Plan Sponsors can plan seminars on preventative care plans. This could help employees with health care expenses in the future. These types of seminars could include cooking lessons on heart healthy foods. Sources tell us kale can be delicious if it’s cooked properly. Like employees, we may have to see it to believe it.
Plan Sponsors who conduct seminars on financial education or financial planning for their employees may find this time of year tough. While they may have data from surveys and evaluations of employees, they may ask whether they are barking up the right tree. A new survey from Kiplinger’s Personal Finance and wealth management firm Personal Capital may help. The results from that survey can help Plan Sponsors identify the top worries their employees have about retirement. With those concerns in mind, plan sponsors can find speakers and resources to help address those worries.
The survey asked for the top five worries and the top five hopes. Results from the survey showed that high healthcare costs, lower standard of living, running out of money, not being able to travel, and not getting a regular paycheck topped the list of worries. Of those top hopes, respondents listed time to travel, slower pace of life and relaxation, more flexible schedule, family time, and more recreation.
Survey respondents identified that the biggest threat to their retirement security was about rising healthcare costs. According to Plan Sponsor, a 65-year old couple retiring in 2019 can expect to spend $285,000, or $150,000 for single women and $135,000 for single men in health care and medical expenses throughout retirement. That number has risen significantly. Nerd Wallet reported that The Center for Retirement Research at Boston College estimated in 2010 a typical couple could spend $260,000 in healthcare in retirement. At a 9% increase in 8 years, some employees may worry that their retirement calculations (or the “magic number” some think they need to reach) won’t be enough.
Another top worry survey respondents noted includes concerns about the impact of a market slump before (61%) or during (62%) retirement. Two major responses of those surveyed were to focus on diversification or go on the offensive and change their allocations. Some respondents, about a third of the total, considered moving to help with any market slump or to help stretch retirement funds. 47% said they are considering working longer and retiring later.
On the flip side of those with concerns, a significant portion (65%) of those surveyed in the Kiplinger’s study said that they feel that they can retire with what they have or will have saved. 73% of those said that they have a financial plan, and 52% are working with a financial professional
Plan Sponsors who want to tackle these issues may want to plan educational seminars with experts or local resources on the following topics:
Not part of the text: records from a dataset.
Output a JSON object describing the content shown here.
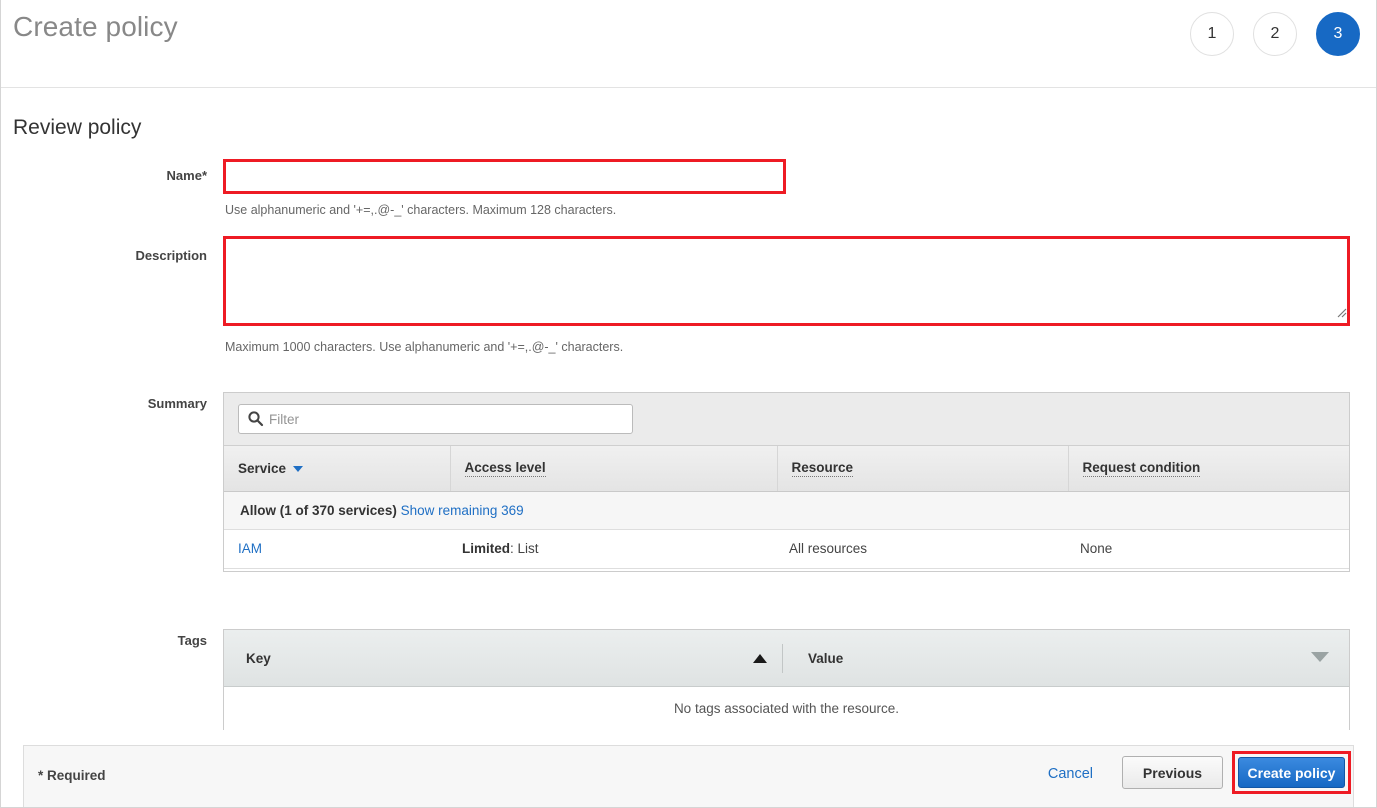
{
  "header": {
    "title": "Create policy",
    "steps": [
      {
        "label": "1",
        "state": "inactive"
      },
      {
        "label": "2",
        "state": "inactive"
      },
      {
        "label": "3",
        "state": "active"
      }
    ],
    "active_color": "#1769c4"
  },
  "section": {
    "heading": "Review policy"
  },
  "form": {
    "name": {
      "label": "Name*",
      "value": "",
      "placeholder": "",
      "hint": "Use alphanumeric and '+=,.@-_' characters. Maximum 128 characters.",
      "highlight_color": "#ee1b24"
    },
    "description": {
      "label": "Description",
      "value": "",
      "placeholder": "",
      "hint": "Maximum 1000 characters. Use alphanumeric and '+=,.@-_' characters.",
      "highlight_color": "#ee1b24"
    }
  },
  "summary": {
    "label": "Summary",
    "filter": {
      "value": "",
      "placeholder": "Filter",
      "icon": "search-icon"
    },
    "columns": [
      {
        "label": "Service",
        "sort": "descending",
        "sort_icon": "caret-down-icon",
        "dotted": false
      },
      {
        "label": "Access level",
        "dotted": true
      },
      {
        "label": "Resource",
        "dotted": true
      },
      {
        "label": "Request condition",
        "dotted": true
      }
    ],
    "group_row": {
      "label": "Allow (1 of 370 services)",
      "link": "Show remaining 369"
    },
    "rows": [
      {
        "service": "IAM",
        "access_level_prefix": "Limited",
        "access_level_value": ": List",
        "resource": "All resources",
        "request_condition": "None"
      }
    ]
  },
  "tags": {
    "label": "Tags",
    "columns": [
      {
        "label": "Key",
        "sort_icon": "caret-up-icon"
      },
      {
        "label": "Value",
        "sort_icon": "caret-down-outline-icon"
      }
    ],
    "empty_message": "No tags associated with the resource."
  },
  "footer": {
    "required_note": "* Required",
    "cancel_label": "Cancel",
    "previous_label": "Previous",
    "create_label": "Create policy",
    "highlight_color": "#ee1b24"
  }
}
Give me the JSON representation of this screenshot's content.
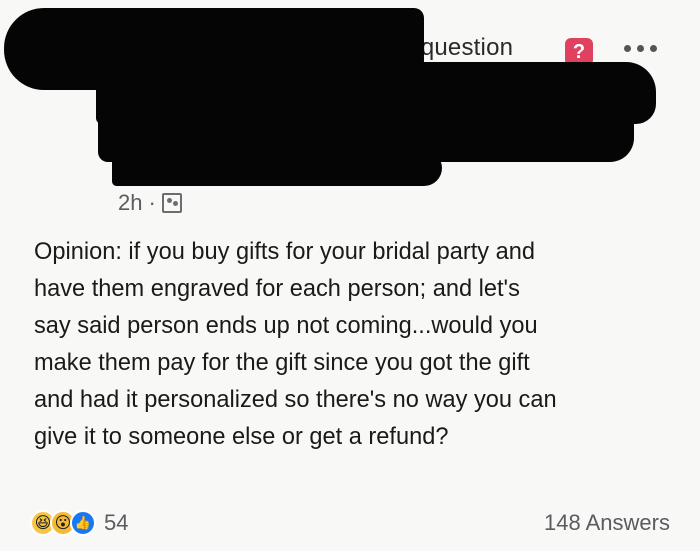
{
  "header": {
    "asked_text": "d a question",
    "question_badge": "?",
    "more_label": "•••"
  },
  "meta": {
    "time": "2h",
    "separator": "·"
  },
  "post": {
    "text": "Opinion: if you buy gifts for your bridal party and\nhave them engraved for each person; and let's\nsay said person ends up not coming...would you\nmake them pay for the gift since you got the gift\nand had it personalized so there's no way you can\ngive it to someone else or get a refund?"
  },
  "footer": {
    "reaction_icons": [
      "haha-icon",
      "wow-icon",
      "like-icon"
    ],
    "reaction_count": "54",
    "answers": "148 Answers"
  },
  "colors": {
    "badge": "#e0415f",
    "like": "#1877f2",
    "redaction": "#050505"
  }
}
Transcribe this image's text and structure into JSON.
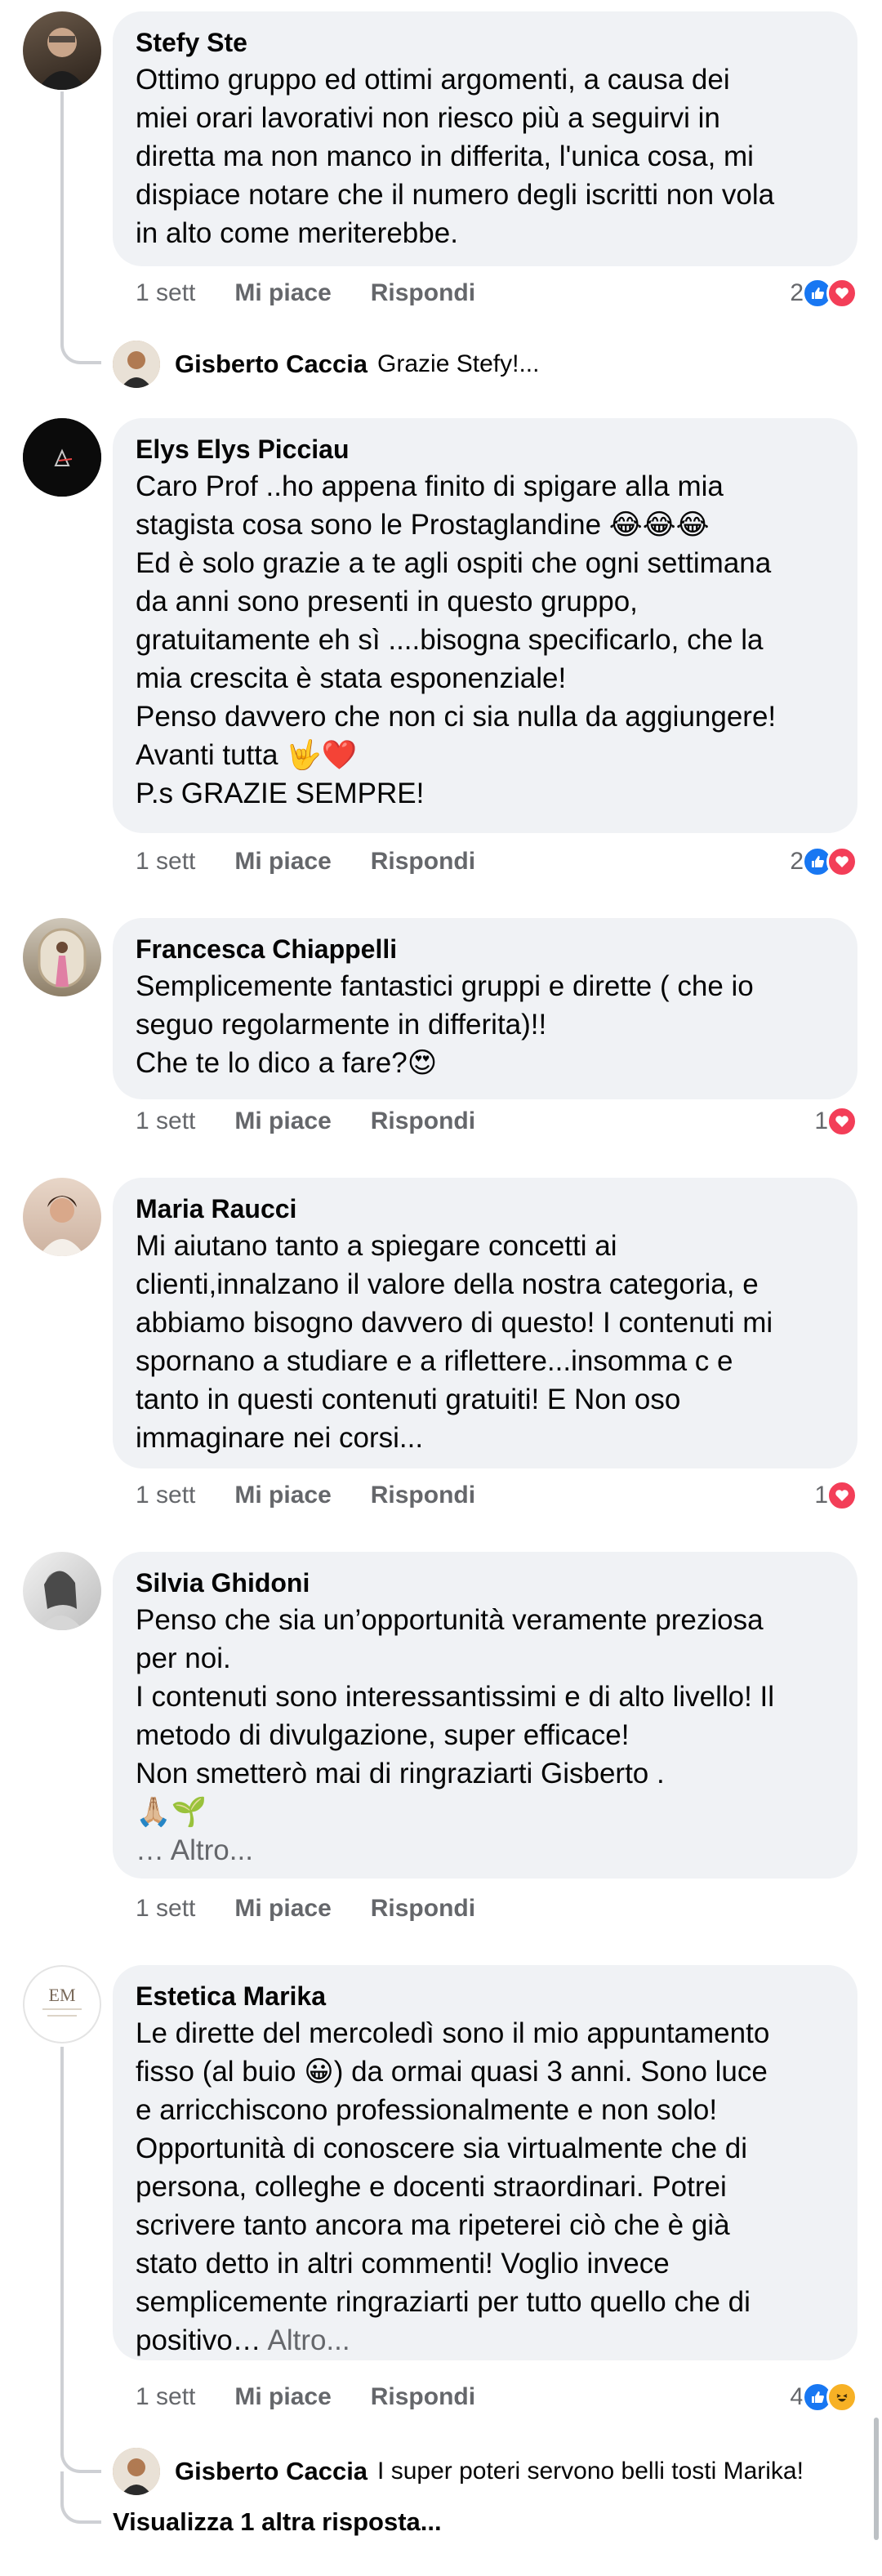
{
  "comments": [
    {
      "author": "Stefy Ste",
      "text": "Ottimo gruppo ed ottimi argomenti, a causa dei\nmiei orari lavorativi non riesco più a seguirvi in\ndiretta ma non manco in differita, l'unica cosa, mi\ndispiace  notare che il numero degli iscritti non vola\nin alto come meriterebbe.",
      "time": "1 sett",
      "like_label": "Mi piace",
      "reply_label": "Rispondi",
      "reaction_count": "2",
      "reactions": [
        "like-icon",
        "love-icon"
      ],
      "reply": {
        "author": "Gisberto Caccia",
        "text": "Grazie Stefy!..."
      }
    },
    {
      "author": "Elys Elys Picciau",
      "text": "Caro Prof ..ho appena finito di spigare alla mia\nstagista cosa sono le Prostaglandine 😂😂😂\nEd è solo grazie a te agli ospiti che ogni settimana\nda anni sono presenti in questo gruppo,\ngratuitamente eh sì ....bisogna specificarlo, che la\nmia crescita è stata esponenziale!\nPenso davvero che non ci sia nulla da aggiungere!\nAvanti tutta 🤟❤️\nP.s  GRAZIE SEMPRE!",
      "time": "1 sett",
      "like_label": "Mi piace",
      "reply_label": "Rispondi",
      "reaction_count": "2",
      "reactions": [
        "like-icon",
        "love-icon"
      ]
    },
    {
      "author": "Francesca Chiappelli",
      "text": "Semplicemente fantastici gruppi e dirette ( che io\nseguo regolarmente in differita)!!\nChe te lo dico a fare?😍",
      "time": "1 sett",
      "like_label": "Mi piace",
      "reply_label": "Rispondi",
      "reaction_count": "1",
      "reactions": [
        "love-icon"
      ]
    },
    {
      "author": "Maria Raucci",
      "text": "Mi aiutano tanto a spiegare concetti ai\nclienti,innalzano il valore della nostra categoria, e\nabbiamo bisogno davvero di questo! I contenuti mi\nspornano a studiare e a riflettere...insomma c e\ntanto in questi contenuti gratuiti! E Non oso\nimmaginare nei corsi...",
      "time": "1 sett",
      "like_label": "Mi piace",
      "reply_label": "Rispondi",
      "reaction_count": "1",
      "reactions": [
        "love-icon"
      ]
    },
    {
      "author": "Silvia Ghidoni",
      "text": "Penso che sia un’opportunità veramente preziosa\nper noi.\nI contenuti sono interessantissimi e di alto livello! Il\nmetodo di divulgazione, super efficace!\nNon smetterò mai di ringraziarti Gisberto .\n🙏🏼🌱",
      "more": "… Altro...",
      "time": "1 sett",
      "like_label": "Mi piace",
      "reply_label": "Rispondi"
    },
    {
      "author": "Estetica Marika",
      "text": "Le dirette del mercoledì sono il mio appuntamento\nfisso (al buio 😀) da ormai  quasi 3 anni. Sono luce\ne arricchiscono professionalmente e non solo!\nOpportunità di conoscere sia virtualmente che di\npersona, colleghe e docenti straordinari. Potrei\nscrivere tanto ancora ma ripeterei ciò che è già\nstato detto in altri commenti! Voglio invece\nsemplicemente ringraziarti per tutto quello che di\npositivo…",
      "more": "Altro...",
      "time": "1 sett",
      "like_label": "Mi piace",
      "reply_label": "Rispondi",
      "reaction_count": "4",
      "reactions": [
        "like-icon",
        "haha-icon"
      ],
      "reply": {
        "author": "Gisberto Caccia",
        "text": "I super poteri servono belli tosti Marika!"
      },
      "view_more_replies": "Visualizza 1 altra risposta..."
    }
  ],
  "avatar_logo_text": "EM"
}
Before leaping into the unknown, we recommend a thorough examination of your plan. Because we are experts in the field, we know the marketplace and know what your existing vendor is capable of offering. Through this examination, we can help you optimize the service you receive.get xpress proposal